-- Material provided --
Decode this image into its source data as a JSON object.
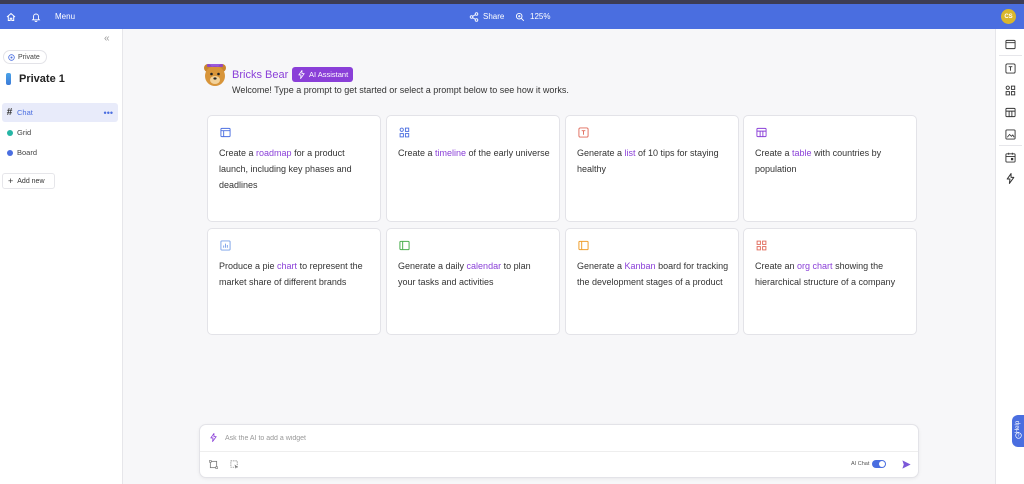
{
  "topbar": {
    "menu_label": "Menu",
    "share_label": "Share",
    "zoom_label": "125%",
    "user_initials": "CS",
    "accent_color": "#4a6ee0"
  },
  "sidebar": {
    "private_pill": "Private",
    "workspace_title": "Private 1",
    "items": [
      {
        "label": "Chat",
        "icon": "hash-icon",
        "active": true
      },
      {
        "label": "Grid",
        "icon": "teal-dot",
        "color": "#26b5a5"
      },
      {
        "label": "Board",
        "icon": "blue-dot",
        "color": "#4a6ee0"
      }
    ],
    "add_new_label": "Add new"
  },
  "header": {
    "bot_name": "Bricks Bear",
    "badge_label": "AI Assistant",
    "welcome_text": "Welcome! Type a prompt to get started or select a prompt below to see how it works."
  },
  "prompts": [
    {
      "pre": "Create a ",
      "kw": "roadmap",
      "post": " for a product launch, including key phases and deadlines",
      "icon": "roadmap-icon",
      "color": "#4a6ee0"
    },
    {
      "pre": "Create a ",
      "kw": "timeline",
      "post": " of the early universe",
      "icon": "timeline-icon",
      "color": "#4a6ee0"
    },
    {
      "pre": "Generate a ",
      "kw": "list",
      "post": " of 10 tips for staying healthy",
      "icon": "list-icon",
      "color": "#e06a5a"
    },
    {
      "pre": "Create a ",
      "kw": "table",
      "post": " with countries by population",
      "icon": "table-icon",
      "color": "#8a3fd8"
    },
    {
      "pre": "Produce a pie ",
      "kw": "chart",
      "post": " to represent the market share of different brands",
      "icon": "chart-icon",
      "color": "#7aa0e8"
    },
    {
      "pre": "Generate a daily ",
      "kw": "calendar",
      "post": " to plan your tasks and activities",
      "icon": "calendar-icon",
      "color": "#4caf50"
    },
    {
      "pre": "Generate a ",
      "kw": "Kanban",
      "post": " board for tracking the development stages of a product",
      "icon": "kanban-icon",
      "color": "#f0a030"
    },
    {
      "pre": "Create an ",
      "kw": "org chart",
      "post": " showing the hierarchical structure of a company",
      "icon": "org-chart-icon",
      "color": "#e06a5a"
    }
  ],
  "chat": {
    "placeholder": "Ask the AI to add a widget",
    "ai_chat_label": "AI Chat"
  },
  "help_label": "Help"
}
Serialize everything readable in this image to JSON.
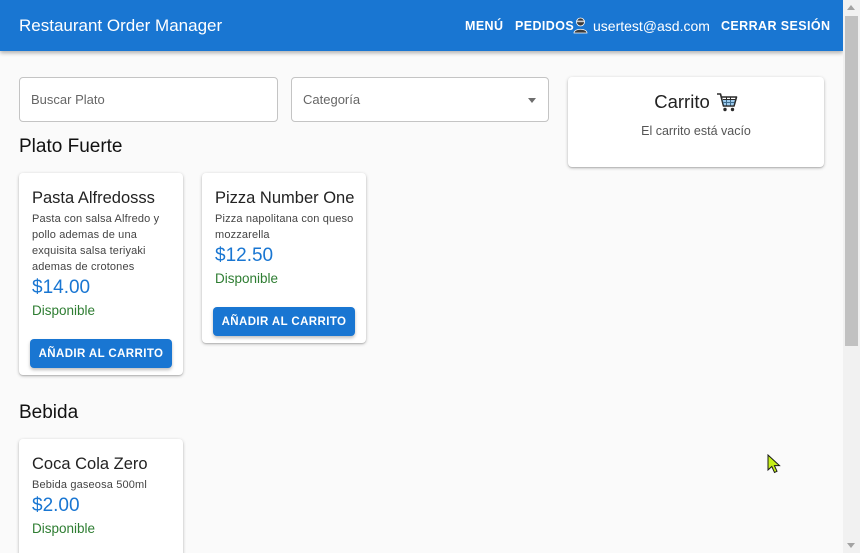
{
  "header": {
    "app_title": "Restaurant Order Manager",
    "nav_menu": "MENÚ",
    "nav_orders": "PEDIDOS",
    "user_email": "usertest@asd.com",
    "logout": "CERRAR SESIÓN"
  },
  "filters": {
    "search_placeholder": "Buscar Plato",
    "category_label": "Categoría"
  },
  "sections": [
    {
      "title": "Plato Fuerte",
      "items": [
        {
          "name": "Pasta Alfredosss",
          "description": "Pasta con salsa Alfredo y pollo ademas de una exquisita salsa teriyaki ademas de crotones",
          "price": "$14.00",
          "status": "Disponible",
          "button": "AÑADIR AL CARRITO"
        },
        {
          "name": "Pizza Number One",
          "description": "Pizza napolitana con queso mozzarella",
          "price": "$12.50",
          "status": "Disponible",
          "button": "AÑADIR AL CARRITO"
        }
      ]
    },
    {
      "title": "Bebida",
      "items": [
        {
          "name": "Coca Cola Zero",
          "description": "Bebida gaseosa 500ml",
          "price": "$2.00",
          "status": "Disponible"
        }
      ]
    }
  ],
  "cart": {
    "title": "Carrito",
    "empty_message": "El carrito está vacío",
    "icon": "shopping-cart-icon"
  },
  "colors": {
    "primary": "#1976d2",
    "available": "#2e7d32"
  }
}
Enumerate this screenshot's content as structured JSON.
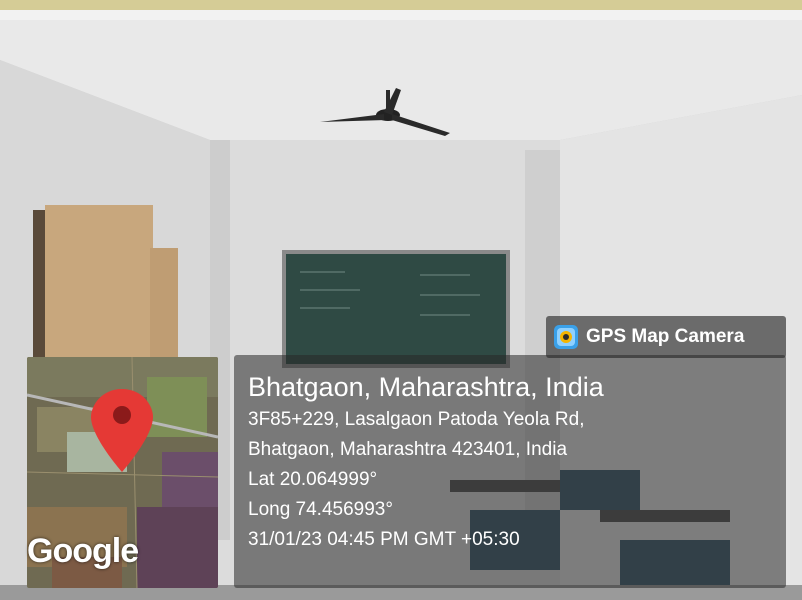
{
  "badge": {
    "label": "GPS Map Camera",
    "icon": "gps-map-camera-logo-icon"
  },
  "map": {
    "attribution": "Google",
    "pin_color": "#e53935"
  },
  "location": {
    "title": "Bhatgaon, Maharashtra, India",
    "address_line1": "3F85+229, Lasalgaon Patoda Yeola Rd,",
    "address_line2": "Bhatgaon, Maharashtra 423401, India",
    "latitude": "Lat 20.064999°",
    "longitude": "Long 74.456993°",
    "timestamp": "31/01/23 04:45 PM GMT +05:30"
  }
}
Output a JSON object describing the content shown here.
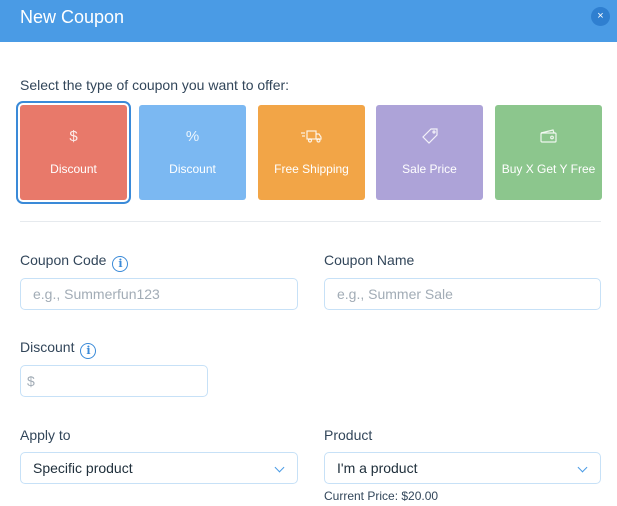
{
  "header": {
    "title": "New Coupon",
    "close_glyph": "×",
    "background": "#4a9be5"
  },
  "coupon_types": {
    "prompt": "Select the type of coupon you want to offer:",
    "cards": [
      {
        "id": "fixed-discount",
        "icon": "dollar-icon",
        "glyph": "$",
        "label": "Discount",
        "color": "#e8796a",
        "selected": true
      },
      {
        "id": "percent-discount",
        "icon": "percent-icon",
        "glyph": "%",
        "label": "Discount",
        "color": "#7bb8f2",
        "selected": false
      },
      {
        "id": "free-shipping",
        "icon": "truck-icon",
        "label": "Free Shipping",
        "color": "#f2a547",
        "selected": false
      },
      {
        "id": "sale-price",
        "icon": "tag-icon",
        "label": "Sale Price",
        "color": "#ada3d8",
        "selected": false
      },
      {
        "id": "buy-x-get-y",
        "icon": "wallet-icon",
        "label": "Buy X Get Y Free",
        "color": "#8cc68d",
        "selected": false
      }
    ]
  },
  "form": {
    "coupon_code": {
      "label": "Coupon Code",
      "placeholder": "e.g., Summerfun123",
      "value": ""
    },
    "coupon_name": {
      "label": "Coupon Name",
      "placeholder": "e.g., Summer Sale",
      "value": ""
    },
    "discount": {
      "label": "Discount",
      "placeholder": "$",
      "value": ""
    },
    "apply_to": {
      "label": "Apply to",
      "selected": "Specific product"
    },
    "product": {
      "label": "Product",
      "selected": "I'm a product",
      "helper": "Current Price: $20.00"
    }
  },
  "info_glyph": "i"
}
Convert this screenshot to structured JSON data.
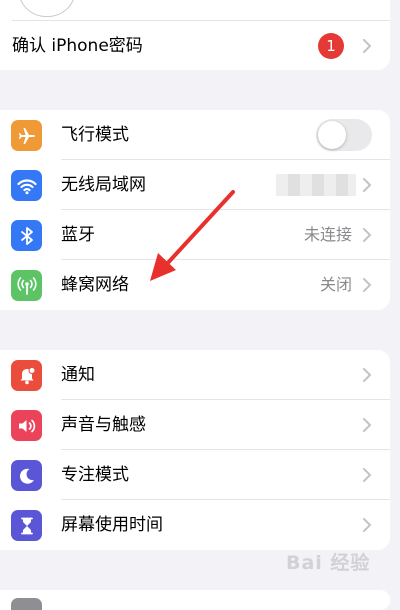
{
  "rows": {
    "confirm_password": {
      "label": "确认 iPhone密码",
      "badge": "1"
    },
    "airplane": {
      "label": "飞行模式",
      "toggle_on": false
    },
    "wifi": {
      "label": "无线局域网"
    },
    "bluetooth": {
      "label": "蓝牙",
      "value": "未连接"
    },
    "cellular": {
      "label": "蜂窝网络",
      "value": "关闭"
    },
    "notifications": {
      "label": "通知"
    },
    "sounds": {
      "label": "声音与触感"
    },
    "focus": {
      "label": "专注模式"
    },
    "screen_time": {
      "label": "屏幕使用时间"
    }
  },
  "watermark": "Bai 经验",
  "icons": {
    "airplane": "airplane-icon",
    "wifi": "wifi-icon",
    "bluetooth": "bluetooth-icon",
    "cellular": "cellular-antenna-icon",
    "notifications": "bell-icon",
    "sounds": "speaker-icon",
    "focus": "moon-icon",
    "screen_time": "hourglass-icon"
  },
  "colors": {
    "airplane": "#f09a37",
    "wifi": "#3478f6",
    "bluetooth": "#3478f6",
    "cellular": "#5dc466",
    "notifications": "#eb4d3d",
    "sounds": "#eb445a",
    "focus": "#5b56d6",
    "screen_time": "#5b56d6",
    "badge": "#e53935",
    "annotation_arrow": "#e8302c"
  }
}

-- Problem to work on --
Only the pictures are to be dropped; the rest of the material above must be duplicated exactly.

-- Output --
Decode this image into its source data as a JSON object.
{
  "topbar": {
    "menu_label": "Menu",
    "share_label": "Share",
    "zoom_label": "125%",
    "user_initials": "CS",
    "accent_color": "#4a6ee0"
  },
  "sidebar": {
    "private_pill": "Private",
    "workspace_title": "Private 1",
    "items": [
      {
        "label": "Chat",
        "icon": "hash-icon",
        "active": true
      },
      {
        "label": "Grid",
        "icon": "teal-dot",
        "color": "#26b5a5"
      },
      {
        "label": "Board",
        "icon": "blue-dot",
        "color": "#4a6ee0"
      }
    ],
    "add_new_label": "Add new"
  },
  "header": {
    "bot_name": "Bricks Bear",
    "badge_label": "AI Assistant",
    "welcome_text": "Welcome! Type a prompt to get started or select a prompt below to see how it works."
  },
  "prompts": [
    {
      "pre": "Create a ",
      "kw": "roadmap",
      "post": " for a product launch, including key phases and deadlines",
      "icon": "roadmap-icon",
      "color": "#4a6ee0"
    },
    {
      "pre": "Create a ",
      "kw": "timeline",
      "post": " of the early universe",
      "icon": "timeline-icon",
      "color": "#4a6ee0"
    },
    {
      "pre": "Generate a ",
      "kw": "list",
      "post": " of 10 tips for staying healthy",
      "icon": "list-icon",
      "color": "#e06a5a"
    },
    {
      "pre": "Create a ",
      "kw": "table",
      "post": " with countries by population",
      "icon": "table-icon",
      "color": "#8a3fd8"
    },
    {
      "pre": "Produce a pie ",
      "kw": "chart",
      "post": " to represent the market share of different brands",
      "icon": "chart-icon",
      "color": "#7aa0e8"
    },
    {
      "pre": "Generate a daily ",
      "kw": "calendar",
      "post": " to plan your tasks and activities",
      "icon": "calendar-icon",
      "color": "#4caf50"
    },
    {
      "pre": "Generate a ",
      "kw": "Kanban",
      "post": " board for tracking the development stages of a product",
      "icon": "kanban-icon",
      "color": "#f0a030"
    },
    {
      "pre": "Create an ",
      "kw": "org chart",
      "post": " showing the hierarchical structure of a company",
      "icon": "org-chart-icon",
      "color": "#e06a5a"
    }
  ],
  "chat": {
    "placeholder": "Ask the AI to add a widget",
    "ai_chat_label": "AI Chat"
  },
  "help_label": "Help"
}
Serialize everything readable in this image to JSON.
{
  "header": {
    "app_title": "Restaurant Order Manager",
    "nav_menu": "MENÚ",
    "nav_orders": "PEDIDOS",
    "user_email": "usertest@asd.com",
    "logout": "CERRAR SESIÓN"
  },
  "filters": {
    "search_placeholder": "Buscar Plato",
    "category_label": "Categoría"
  },
  "sections": [
    {
      "title": "Plato Fuerte",
      "items": [
        {
          "name": "Pasta Alfredosss",
          "description": "Pasta con salsa Alfredo y pollo ademas de una exquisita salsa teriyaki ademas de crotones",
          "price": "$14.00",
          "status": "Disponible",
          "button": "AÑADIR AL CARRITO"
        },
        {
          "name": "Pizza Number One",
          "description": "Pizza napolitana con queso mozzarella",
          "price": "$12.50",
          "status": "Disponible",
          "button": "AÑADIR AL CARRITO"
        }
      ]
    },
    {
      "title": "Bebida",
      "items": [
        {
          "name": "Coca Cola Zero",
          "description": "Bebida gaseosa 500ml",
          "price": "$2.00",
          "status": "Disponible"
        }
      ]
    }
  ],
  "cart": {
    "title": "Carrito",
    "empty_message": "El carrito está vacío",
    "icon": "shopping-cart-icon"
  },
  "colors": {
    "primary": "#1976d2",
    "available": "#2e7d32"
  }
}
Enumerate this screenshot's content as structured JSON.
{
  "badge": {
    "label": "GPS Map Camera",
    "icon": "gps-map-camera-logo-icon"
  },
  "map": {
    "attribution": "Google",
    "pin_color": "#e53935"
  },
  "location": {
    "title": "Bhatgaon, Maharashtra, India",
    "address_line1": "3F85+229, Lasalgaon Patoda Yeola Rd,",
    "address_line2": "Bhatgaon, Maharashtra 423401, India",
    "latitude": "Lat 20.064999°",
    "longitude": "Long 74.456993°",
    "timestamp": "31/01/23 04:45 PM GMT +05:30"
  }
}
Output a JSON object describing the content shown here.
{
  "header": {
    "title": "New Coupon",
    "close_glyph": "×",
    "background": "#4a9be5"
  },
  "coupon_types": {
    "prompt": "Select the type of coupon you want to offer:",
    "cards": [
      {
        "id": "fixed-discount",
        "icon": "dollar-icon",
        "glyph": "$",
        "label": "Discount",
        "color": "#e8796a",
        "selected": true
      },
      {
        "id": "percent-discount",
        "icon": "percent-icon",
        "glyph": "%",
        "label": "Discount",
        "color": "#7bb8f2",
        "selected": false
      },
      {
        "id": "free-shipping",
        "icon": "truck-icon",
        "label": "Free Shipping",
        "color": "#f2a547",
        "selected": false
      },
      {
        "id": "sale-price",
        "icon": "tag-icon",
        "label": "Sale Price",
        "color": "#ada3d8",
        "selected": false
      },
      {
        "id": "buy-x-get-y",
        "icon": "wallet-icon",
        "label": "Buy X Get Y Free",
        "color": "#8cc68d",
        "selected": false
      }
    ]
  },
  "form": {
    "coupon_code": {
      "label": "Coupon Code",
      "placeholder": "e.g., Summerfun123",
      "value": ""
    },
    "coupon_name": {
      "label": "Coupon Name",
      "placeholder": "e.g., Summer Sale",
      "value": ""
    },
    "discount": {
      "label": "Discount",
      "placeholder": "$",
      "value": ""
    },
    "apply_to": {
      "label": "Apply to",
      "selected": "Specific product"
    },
    "product": {
      "label": "Product",
      "selected": "I'm a product",
      "helper": "Current Price: $20.00"
    }
  },
  "info_glyph": "i"
}
Convert this screenshot to structured JSON data.
{
  "rows": {
    "confirm_password": {
      "label": "确认 iPhone密码",
      "badge": "1"
    },
    "airplane": {
      "label": "飞行模式",
      "toggle_on": false
    },
    "wifi": {
      "label": "无线局域网"
    },
    "bluetooth": {
      "label": "蓝牙",
      "value": "未连接"
    },
    "cellular": {
      "label": "蜂窝网络",
      "value": "关闭"
    },
    "notifications": {
      "label": "通知"
    },
    "sounds": {
      "label": "声音与触感"
    },
    "focus": {
      "label": "专注模式"
    },
    "screen_time": {
      "label": "屏幕使用时间"
    }
  },
  "watermark": "Bai 经验",
  "icons": {
    "airplane": "airplane-icon",
    "wifi": "wifi-icon",
    "bluetooth": "bluetooth-icon",
    "cellular": "cellular-antenna-icon",
    "notifications": "bell-icon",
    "sounds": "speaker-icon",
    "focus": "moon-icon",
    "screen_time": "hourglass-icon"
  },
  "colors": {
    "airplane": "#f09a37",
    "wifi": "#3478f6",
    "bluetooth": "#3478f6",
    "cellular": "#5dc466",
    "notifications": "#eb4d3d",
    "sounds": "#eb445a",
    "focus": "#5b56d6",
    "screen_time": "#5b56d6",
    "badge": "#e53935",
    "annotation_arrow": "#e8302c"
  }
}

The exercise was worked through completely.